“Over hundreds of acres these blossoms are scattered, yellow, purple, white, and blue, making the earth look like a rich carpet of variegated colors. Those blooming in spring are of tender, modest hue, while those of later summer and early autumn are clothed in gorgeous splendor. Solomon’s gold and purple could not outrival them.”
But the beauty disappeared two months after their journey commenced. On July 12, they were attacked by a war party of 250 Indians. The attack came apparently after the military killed some Sioux who had murdered an Army engineer. The army commander mounted their heads on poles near the camp as a warning. Feeling that they were to be exterminated, the Sioux turned hostile.
They attacked the small Kelly camp without warning. Three men were killed at the outset. Two were wounded. Fanny’s husband and one of the ex-slaves escaped. Fanny and her little Mary along another woman and her seven-year-old son were taken captive. Her husband was some distance away, and when he saw what happened and realized the futility of attacking, he decided to ride for help and try to ransom his wife and child.
Fanny tells her story in her “Narrative of My Captivity among the Sioux Indians.” About the initial capture, she wrote: “It was a pitiable sight to see the terrified looks of our helpless children who clung to us for the protection we could not give. Mrs. Larimer was unconscious of the death of any of our party. I did not tell her what my eyes had beheld because I feared that she simply could not endure it, but I strove to encourage and enliven her, lest her excitement would hasten her death or excite the anger of our captors.”
The chief apparently approved of her courage. “He presented me a wreath of gay feathers from his own head, which I took, regarding it merely as an ornament when in reality, as I afterward learned, it was a token of his favor and protection.”
But she didn’t know that, and she and Mrs Larimer feared that when the Indians prepared for departure, “we would be quickly disposed of by the scalping knife, or even should we escape for the time, we saw no prospect of release from bondage. Terror of the most appalling nature for the fate of the children possessed me, and the horrors of Indian captivity that we had ever heard crowded on our minds with a new and fearful meaning – the slow fires, the pitiless knife, the poisoned arrows, the torture of the famine and a thousand nameless phantoms of agony passed before our troubled souls filling us with fears so harrowing that the pangs of dissolution compared to them must have been relief.
“It may be thought almost impossible in such a chaos of dread to collect the soul in prayer, ‘When woe is come, the soul is dumb That Crieth not to God.’”
They were placed on horseback, young Mary clinging to her, and Fanny conceived a plan to save her daughter. The shadows had darkened as they rode, and she whispered into Mary’s ear that they were just a few miles from their camp. Fanny had dropped pieces of paper that she’d been able to grab from her wagon, and now she told her daughter to “drop gently down and lie on the ground for a little while. . . then retrace her steps to the camp.” Surely someone would be there.

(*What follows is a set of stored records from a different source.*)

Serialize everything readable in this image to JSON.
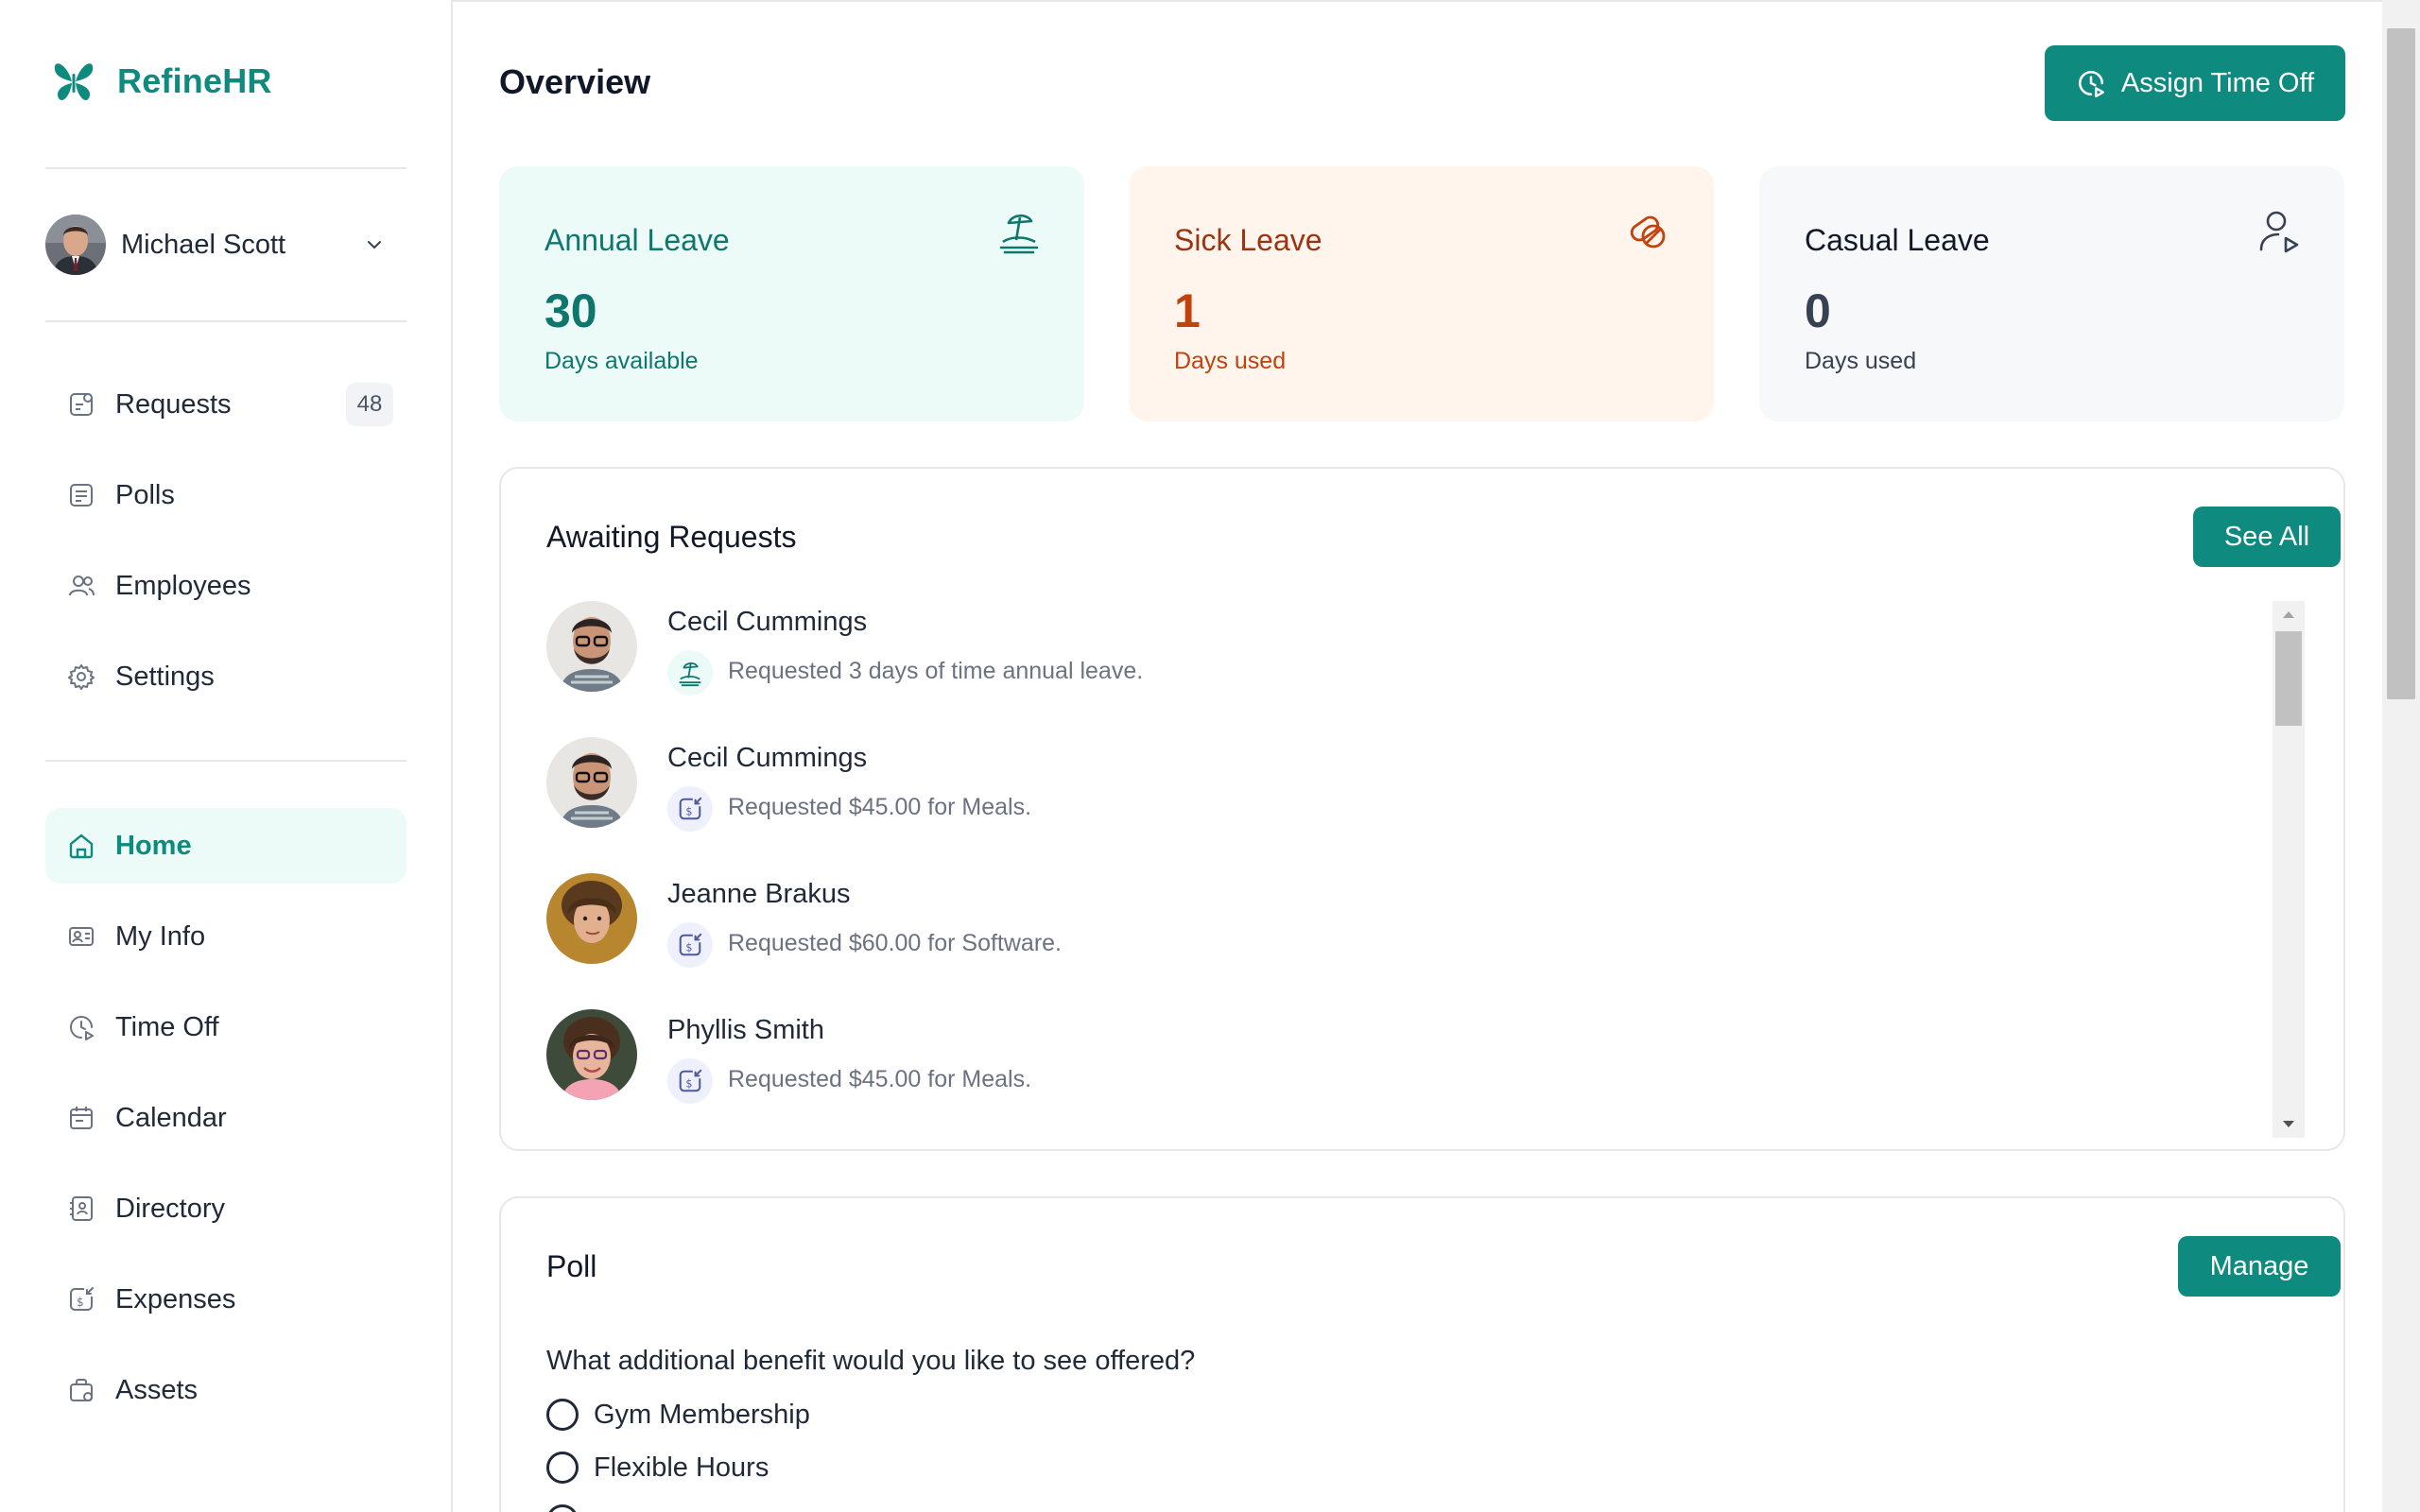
{
  "brand": {
    "name": "RefineHR",
    "logo_icon": "butterfly-logo"
  },
  "user": {
    "name": "Michael Scott"
  },
  "nav_primary": [
    {
      "key": "requests",
      "label": "Requests",
      "badge": "48",
      "icon": "requests-icon"
    },
    {
      "key": "polls",
      "label": "Polls",
      "icon": "polls-icon"
    },
    {
      "key": "employees",
      "label": "Employees",
      "icon": "employees-icon"
    },
    {
      "key": "settings",
      "label": "Settings",
      "icon": "gear-icon"
    }
  ],
  "nav_secondary": [
    {
      "key": "home",
      "label": "Home",
      "active": true,
      "icon": "home-icon"
    },
    {
      "key": "myinfo",
      "label": "My Info",
      "icon": "id-card-icon"
    },
    {
      "key": "timeoff",
      "label": "Time Off",
      "icon": "clock-icon"
    },
    {
      "key": "calendar",
      "label": "Calendar",
      "icon": "calendar-icon"
    },
    {
      "key": "directory",
      "label": "Directory",
      "icon": "contact-book-icon"
    },
    {
      "key": "expenses",
      "label": "Expenses",
      "icon": "receipt-dollar-icon"
    },
    {
      "key": "assets",
      "label": "Assets",
      "icon": "briefcase-icon"
    }
  ],
  "header": {
    "title": "Overview",
    "assign_label": "Assign Time Off"
  },
  "cards": {
    "annual": {
      "title": "Annual Leave",
      "value": "30",
      "sub": "Days available",
      "icon": "beach-icon"
    },
    "sick": {
      "title": "Sick Leave",
      "value": "1",
      "sub": "Days used",
      "icon": "pill-icon"
    },
    "casual": {
      "title": "Casual Leave",
      "value": "0",
      "sub": "Days used",
      "icon": "user-play-icon"
    }
  },
  "awaiting": {
    "title": "Awaiting Requests",
    "see_all_label": "See All",
    "items": [
      {
        "name": "Cecil Cummings",
        "text": "Requested 3 days of time annual leave.",
        "type": "time-off"
      },
      {
        "name": "Cecil Cummings",
        "text": "Requested $45.00 for Meals.",
        "type": "expense"
      },
      {
        "name": "Jeanne Brakus",
        "text": "Requested $60.00 for Software.",
        "type": "expense"
      },
      {
        "name": "Phyllis Smith",
        "text": "Requested $45.00 for Meals.",
        "type": "expense"
      }
    ]
  },
  "poll": {
    "title": "Poll",
    "manage_label": "Manage",
    "question": "What additional benefit would you like to see offered?",
    "options": [
      "Gym Membership",
      "Flexible Hours"
    ]
  },
  "colors": {
    "accent": "#0f8a7e",
    "sick": "#c2410c",
    "annual_bg": "#ecfbf8",
    "sick_bg": "#fff5ed"
  }
}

The child agreed and the plan worked, at least at the moment. She later discovered Mary had been killed by Indians. But at that moment, Fanny’ knew of no other way to save her daughter. Her feelings were conflicted. “The agony I suffered as indescribable. I was firmly convinced that my course was wise – that I had given her the only chance to escape within my power; yet the terrible uncertainty of what her fate might be in the way before her was almost unbearable.”
In my next blog, I’ll tell you more of Fanny’s seven months with the Indians and how she went from captured drudge to honored guest and finally celebrated heroine in Washington D.C.